©China National Space Administration
- administration /ad-min-uh-STREY-shuhn/
- collaboration /kuh-lab-uh-REY-shuhn /
- pole /pohl /
- agenda /uh-JEN-duh /
- pursuit /per-SOOT/
[noun] – the people in an organization who manage its business and operations
The decision to cancel the trip was made by the school administration.
[noun] – the situation of two or more people working together to create or achieve the same thing
The new airport is a collaboration between two of the best architects in the country.
[noun] – either of the two points at the most northern and most southern ends of the earth, around which the earth turns
Most weather satellites are stationed over the Equator or travel over the poles.
[noun] – the things that a person or organization considers to be important and wants to solve or achieve, or their reasons for wanting to do something
The senator’s environmental agenda is negative for traditional energy producers but positive for alternative energy producers.
[noun] – an activity that you spend time doing, usually when you are not working
I don’t have much opportunity for leisure pursuits these days.
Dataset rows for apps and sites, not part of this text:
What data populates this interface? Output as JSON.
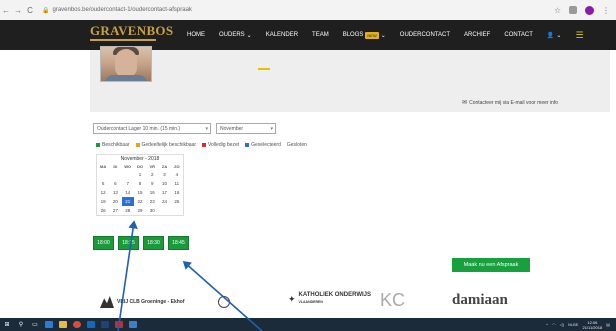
{
  "browser": {
    "url": "gravenbos.be/oudercontact-1/oudercontact-afspraak"
  },
  "site": {
    "logo_text": "GRAVENBOS",
    "nav": [
      {
        "label": "HOME"
      },
      {
        "label": "OUDERS",
        "has_dropdown": true
      },
      {
        "label": "KALENDER"
      },
      {
        "label": "TEAM"
      },
      {
        "label": "BLOGS",
        "badge": "NEW",
        "has_dropdown": true
      },
      {
        "label": "OUDERCONTACT"
      },
      {
        "label": "ARCHIEF"
      },
      {
        "label": "CONTACT"
      }
    ]
  },
  "contact_note": "Contacteer mij via E-mail voor meer info",
  "selects": {
    "type": "Oudercontact Lager 10 min. (15 min.)",
    "month": "November"
  },
  "legend": [
    {
      "label": "Beschikbaar",
      "color": "#1a9a3a"
    },
    {
      "label": "Gedeeltelijk beschikbaar",
      "color": "#e8a21c"
    },
    {
      "label": "Volledig bezet",
      "color": "#d62f2f"
    },
    {
      "label": "Geselecteerd",
      "color": "#2f6fd0"
    },
    {
      "label": "Gesloten",
      "color": ""
    }
  ],
  "calendar": {
    "title": "November - 2018",
    "weekdays": [
      "MA",
      "DI",
      "WO",
      "DO",
      "VR",
      "ZA",
      "ZO"
    ],
    "weeks": [
      [
        "",
        "",
        "",
        "1",
        "2",
        "3",
        "4"
      ],
      [
        "5",
        "6",
        "7",
        "8",
        "9",
        "10",
        "11"
      ],
      [
        "12",
        "13",
        "14",
        "15",
        "16",
        "17",
        "18"
      ],
      [
        "19",
        "20",
        "21",
        "22",
        "23",
        "24",
        "25"
      ],
      [
        "26",
        "27",
        "28",
        "29",
        "30",
        "",
        ""
      ]
    ],
    "selected": "21"
  },
  "slots": [
    "18:00",
    "18:15",
    "18:30",
    "18:45"
  ],
  "cta_label": "Maak nu een Afspraak",
  "footer": {
    "clb_text": "VRIJ CLB Groeninge - Ekhof",
    "ko_text": "KATHOLIEK ONDERWIJS",
    "ko_sub": "VLAANDEREN",
    "kc_text": "KC",
    "damiaan_text": "damiaan"
  },
  "taskbar": {
    "time": "12:06",
    "date": "21/11/2018",
    "lang": "NLBE"
  }
}
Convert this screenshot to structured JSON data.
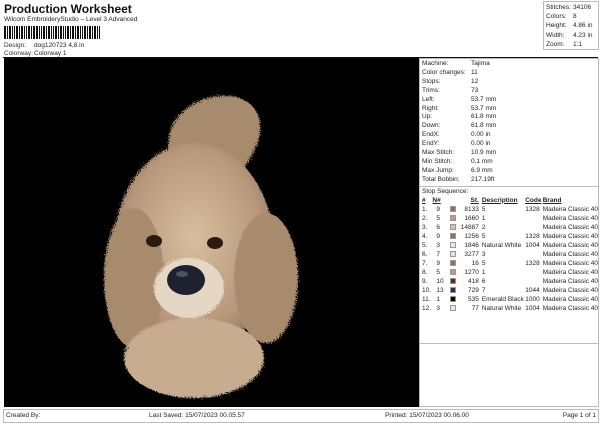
{
  "header": {
    "title": "Production Worksheet",
    "subtitle": "Wilcom EmbroideryStudio – Level 3 Advanced",
    "design_label": "Design:",
    "design_value": "dog120723 4,8 in",
    "colorway_label": "Colorway:",
    "colorway_value": "Colorway 1"
  },
  "stats": [
    {
      "k": "Stitches:",
      "v": "34106"
    },
    {
      "k": "Colors:",
      "v": "8"
    },
    {
      "k": "Height:",
      "v": "4.86 in"
    },
    {
      "k": "Width:",
      "v": "4.23 in"
    },
    {
      "k": "Zoom:",
      "v": "1:1"
    }
  ],
  "machine_info": [
    {
      "k": "Machine:",
      "v": "Tajima"
    },
    {
      "k": "Color changes:",
      "v": "11"
    },
    {
      "k": "Stops:",
      "v": "12"
    },
    {
      "k": "Trims:",
      "v": "73"
    },
    {
      "k": "Left:",
      "v": "53.7 mm"
    },
    {
      "k": "Right:",
      "v": "53.7 mm"
    },
    {
      "k": "Up:",
      "v": "61.8 mm"
    },
    {
      "k": "Down:",
      "v": "61.8 mm"
    },
    {
      "k": "EndX:",
      "v": "0.00 in"
    },
    {
      "k": "EndY:",
      "v": "0.00 in"
    },
    {
      "k": "Max Stitch:",
      "v": "10.9 mm"
    },
    {
      "k": "Min Stitch:",
      "v": "0.1 mm"
    },
    {
      "k": "Max Jump:",
      "v": "6.9 mm"
    },
    {
      "k": "Total Bobbin:",
      "v": "217.19ft"
    }
  ],
  "stop_sequence": {
    "label": "Stop Sequence:",
    "headers": [
      "#",
      "N#",
      "St.",
      "Description",
      "Code",
      "Brand"
    ],
    "rows": [
      {
        "n": "1.",
        "needle": "9",
        "color": "#8a7062",
        "st": "8133",
        "desc": "5",
        "code": "1328",
        "brand": "Madeira Classic 40"
      },
      {
        "n": "2.",
        "needle": "5",
        "color": "#c8967c",
        "st": "1660",
        "desc": "1",
        "code": "",
        "brand": "Madeira Classic 40"
      },
      {
        "n": "3.",
        "needle": "6",
        "color": "#dcbca6",
        "st": "14887",
        "desc": "2",
        "code": "",
        "brand": "Madeira Classic 40"
      },
      {
        "n": "4.",
        "needle": "9",
        "color": "#8a7062",
        "st": "1256",
        "desc": "5",
        "code": "1328",
        "brand": "Madeira Classic 40"
      },
      {
        "n": "5.",
        "needle": "3",
        "color": "#e8e8f0",
        "st": "1846",
        "desc": "Natural White",
        "code": "1004",
        "brand": "Madeira Classic 40"
      },
      {
        "n": "6.",
        "needle": "7",
        "color": "#f2ddd0",
        "st": "3277",
        "desc": "3",
        "code": "",
        "brand": "Madeira Classic 40"
      },
      {
        "n": "7.",
        "needle": "9",
        "color": "#8a7062",
        "st": "16",
        "desc": "5",
        "code": "1328",
        "brand": "Madeira Classic 40"
      },
      {
        "n": "8.",
        "needle": "5",
        "color": "#c8967c",
        "st": "1270",
        "desc": "1",
        "code": "",
        "brand": "Madeira Classic 40"
      },
      {
        "n": "9.",
        "needle": "10",
        "color": "#5a2a22",
        "st": "418",
        "desc": "6",
        "code": "",
        "brand": "Madeira Classic 40"
      },
      {
        "n": "10.",
        "needle": "13",
        "color": "#2a3050",
        "st": "729",
        "desc": "7",
        "code": "1044",
        "brand": "Madeira Classic 40"
      },
      {
        "n": "11.",
        "needle": "1",
        "color": "#000000",
        "st": "535",
        "desc": "Emerald Black",
        "code": "1000",
        "brand": "Madeira Classic 40"
      },
      {
        "n": "12.",
        "needle": "3",
        "color": "#e8e8f0",
        "st": "77",
        "desc": "Natural White",
        "code": "1004",
        "brand": "Madeira Classic 40"
      }
    ]
  },
  "footer": {
    "created_by": "Created By:",
    "last_saved": "Last Saved: 15/07/2023 00.05.57",
    "printed": "Printed: 15/07/2023 00.06.00",
    "page": "Page 1 of 1"
  }
}
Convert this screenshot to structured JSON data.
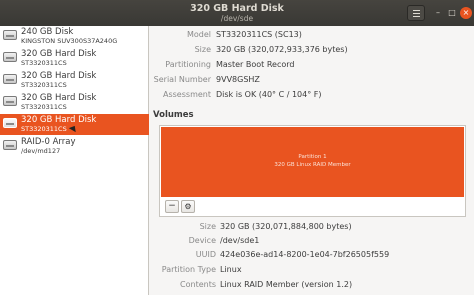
{
  "window": {
    "title": "320 GB Hard Disk",
    "subtitle": "/dev/sde",
    "close_glyph": "×",
    "minimize_glyph": "–",
    "maximize_glyph": "□"
  },
  "sidebar": {
    "items": [
      {
        "name": "240 GB Disk",
        "sub": "KINGSTON SUV300S37A240G",
        "icon": "harddisk-icon"
      },
      {
        "name": "320 GB Hard Disk",
        "sub": "ST3320311CS",
        "icon": "harddisk-icon"
      },
      {
        "name": "320 GB Hard Disk",
        "sub": "ST3320311CS",
        "icon": "harddisk-icon"
      },
      {
        "name": "320 GB Hard Disk",
        "sub": "ST3320311CS",
        "icon": "harddisk-icon"
      },
      {
        "name": "320 GB Hard Disk",
        "sub": "ST3320311CS",
        "icon": "harddisk-icon",
        "selected": true
      },
      {
        "name": "RAID-0 Array",
        "sub": "/dev/md127",
        "icon": "raid-icon"
      }
    ]
  },
  "details": {
    "model_label": "Model",
    "model_value": "ST3320311CS (SC13)",
    "size_label": "Size",
    "size_value": "320 GB (320,072,933,376 bytes)",
    "partitioning_label": "Partitioning",
    "partitioning_value": "Master Boot Record",
    "serial_label": "Serial Number",
    "serial_value": "9VV8GSHZ",
    "assessment_label": "Assessment",
    "assessment_value": "Disk is OK (40° C / 104° F)"
  },
  "volumes": {
    "title": "Volumes",
    "partition_name": "Partition 1",
    "partition_desc": "320 GB Linux RAID Member",
    "minus_glyph": "−",
    "gear_glyph": "⚙"
  },
  "volume_details": {
    "size_label": "Size",
    "size_value": "320 GB (320,071,884,800 bytes)",
    "device_label": "Device",
    "device_value": "/dev/sde1",
    "uuid_label": "UUID",
    "uuid_value": "424e036e-ad14-8200-1e04-7bf26505f559",
    "type_label": "Partition Type",
    "type_value": "Linux",
    "contents_label": "Contents",
    "contents_value": "Linux RAID Member (version 1.2)"
  },
  "colors": {
    "accent": "#e95420",
    "titlebar": "#3c3b37"
  }
}
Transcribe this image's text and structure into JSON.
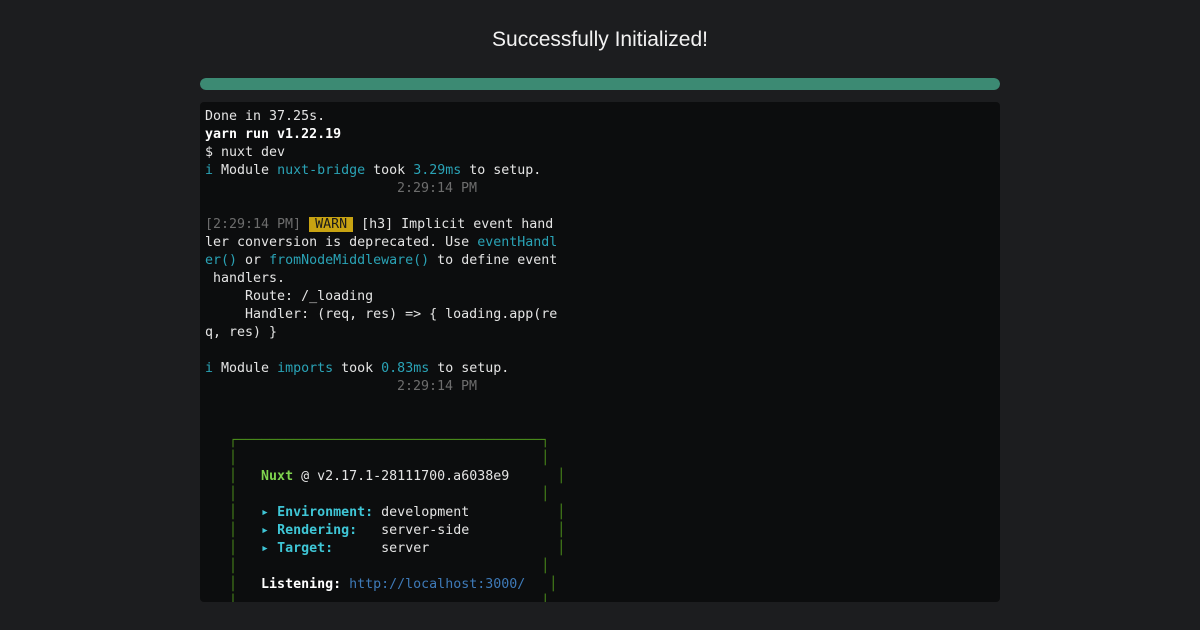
{
  "page": {
    "title": "Successfully Initialized!"
  },
  "progress": {
    "value": 1.0
  },
  "colors": {
    "background": "#1c1d1f",
    "progress": "#3c8a73",
    "terminal": "#0c0d0e",
    "warn": "#c8a312",
    "nuxt_green": "#7fd34e"
  },
  "terminal": {
    "done": "Done in 37.25s.",
    "yarn": "yarn run v1.22.19",
    "cmd": "$ nuxt dev",
    "info_icon": "i",
    "m1": {
      "pre": "Module ",
      "name": "nuxt-bridge",
      "took": " took ",
      "time": "3.29ms",
      "post": " to setup.",
      "ts": "2:29:14 PM"
    },
    "warn": {
      "ts": "[2:29:14 PM]",
      "badge": "WARN",
      "l1": "[h3] Implicit event hand",
      "l2": "ler conversion is deprecated. Use ",
      "l2b": "eventHandl",
      "l3a": "er()",
      "l3b": " or ",
      "l3c": "fromNodeMiddleware()",
      "l3d": " to define event",
      "l4": " handlers.",
      "l5": "     Route: /_loading",
      "l6": "     Handler: (req, res) => { loading.app(re",
      "l7": "q, res) }"
    },
    "m2": {
      "pre": "Module ",
      "name": "imports",
      "took": " took ",
      "time": "0.83ms",
      "post": " to setup.",
      "ts": "2:29:14 PM"
    },
    "box": {
      "top": "   ┌──────────────────────────────────────┐",
      "empty": "   │                                      │",
      "nuxt_name": "Nuxt",
      "nuxt_ver": " @ v2.17.1-28111700.a6038e9",
      "env_label": "Environment:",
      "env_value": "development",
      "render_label": "Rendering:",
      "render_value": "server-side",
      "target_label": "Target:",
      "target_value": "server",
      "listen_label": "Listening:",
      "listen_url": "http://localhost:3000/",
      "arrow": "▸"
    }
  }
}
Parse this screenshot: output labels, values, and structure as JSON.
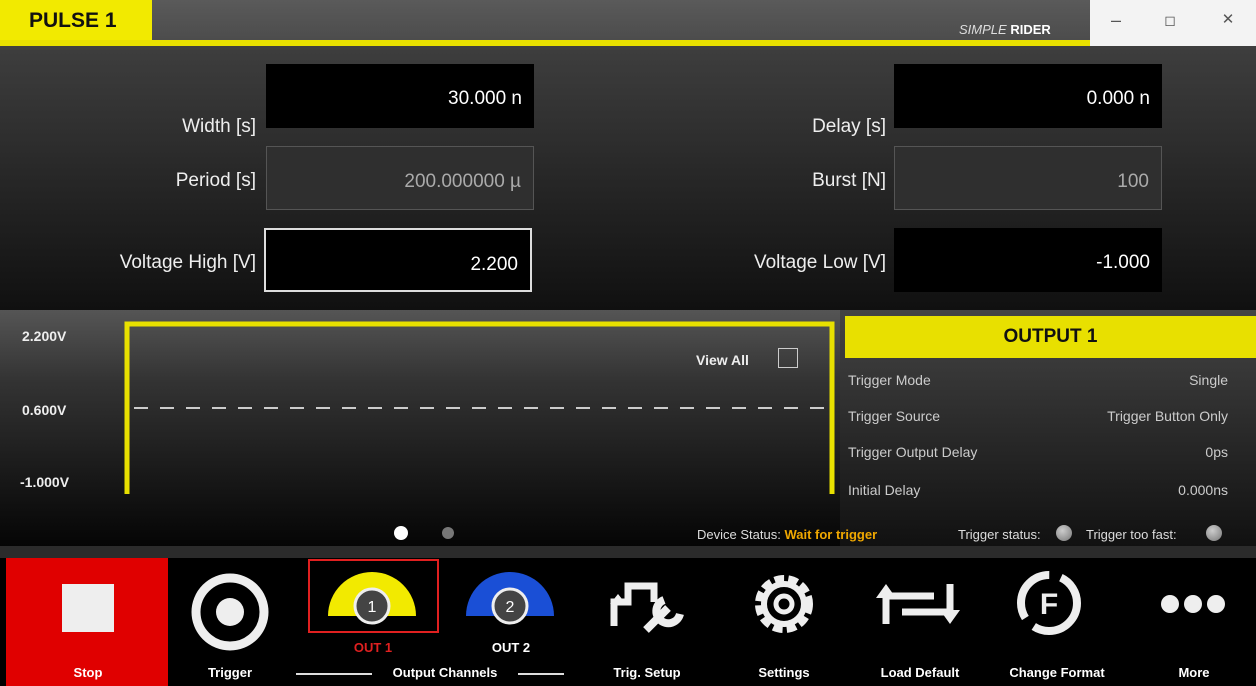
{
  "window": {
    "title": "PULSE 1",
    "brand_prefix": "SIMPLE",
    "brand_name": "RIDER",
    "controls": {
      "minimize": "–",
      "restore": "◻",
      "close": "✕"
    }
  },
  "params": {
    "width": {
      "label": "Width [s]",
      "value": "30.000 n"
    },
    "delay": {
      "label": "Delay [s]",
      "value": "0.000 n"
    },
    "period": {
      "label": "Period [s]",
      "value": "200.000000 µ"
    },
    "burst": {
      "label": "Burst [N]",
      "value": "100"
    },
    "vhigh": {
      "label": "Voltage High [V]",
      "value": "2.200"
    },
    "vlow": {
      "label": "Voltage Low [V]",
      "value": "-1.000"
    }
  },
  "graph": {
    "y_high": "2.200V",
    "y_mid": "0.600V",
    "y_low": "-1.000V",
    "view_all_label": "View All",
    "view_all_checked": false
  },
  "output": {
    "header": "OUTPUT 1",
    "rows": [
      {
        "label": "Trigger Mode",
        "value": "Single"
      },
      {
        "label": "Trigger Source",
        "value": "Trigger Button Only"
      },
      {
        "label": "Trigger Output Delay",
        "value": "0ps"
      },
      {
        "label": "Initial Delay",
        "value": "0.000ns"
      }
    ]
  },
  "status": {
    "device_label": "Device Status:",
    "device_value": "Wait for trigger",
    "trigger_status_label": "Trigger status:",
    "trigger_fast_label": "Trigger too fast:"
  },
  "toolbar": {
    "stop": "Stop",
    "trigger": "Trigger",
    "out1_num": "1",
    "out1_label": "OUT 1",
    "out2_num": "2",
    "out2_label": "OUT 2",
    "channels_group": "Output Channels",
    "trig_setup": "Trig. Setup",
    "settings": "Settings",
    "load_default": "Load Default",
    "change_format": "Change Format",
    "more": "More"
  },
  "colors": {
    "accent_yellow": "#e8e000",
    "stop_red": "#e00000",
    "out2_blue": "#1a4fd6",
    "status_orange": "#f0a800"
  }
}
In preparation for its 2028 Chang’e-8 mission, China’s National Space Administration (CNSA) is actively seeking increased global collaboration by inviting international partners to join in spacecraft launch, orbit operation, spacecraft-to-spacecraft interactions, and lunar surface exploration at the mission level. This initiative also includes allocating space for 200 kilograms of foreign science payloads to foster collaborative lunar research, all aimed at gathering essential data for establishing a permanent international research station on the lunar south pole by 2040, underscoring China’s ambitious space agenda. China’s proactive approach to lunar exploration, marked by milestones such as the 2019 far-side rover landing, Tiangong space station construction, and plans for a manned moon mission by 2030, resonates in a landscape where countries like India and the United States are also amplifying their lunar pursuits. As global interest in lunar exploration surges, China’s missions serve both scientific and diplomatic purposes. The upcoming Chang’e-6 mission in 2024 will unveil the moon’s far side through sample collection from the South Pole-Aitken Basin, with international partners contributing to the payload. Following this, Chang’e-7 in 2026 will focus on lunar resource exploration, while Chang’e-8 in 2028 will delve into lunar material utilization, cementing China’s prominent role in space exploration.
- Have you ever been personally fascinated by space exploration or lunar missions? If yes, what aspects of missions like Chang’e-6 and Chang’e-8 intrigue you the most? If not, what might spark your interest in such missions, considering their potential scientific and diplomatic implications?
- Considering the collaborative efforts on China’s upcoming lunar missions, do you think international cooperation in space exploration is crucial for the advancement of scientific knowledge and global relations? If yes, what are the potential benefits of such a collaboration? If not, what challenges or concerns might arise from international collaboration in space exploration efforts like these?
- Do you think China’s Chang’e-6 and Chang’e-8 missions are significant achievements in lunar exploration?
- What potential scientific discoveries and advancements could emerge from the successful execution of China’s Chang’e-6 and Chang’e-8 missions, particularly in terms of collecting samples from the moon’s far side and collaborating with international partners?
- Considering China’s growing role in space exploration and the competition in lunar missions among countries like India and the United States, how do you think these missions contribute to the broader geopolitical landscape and international relations in space exploration?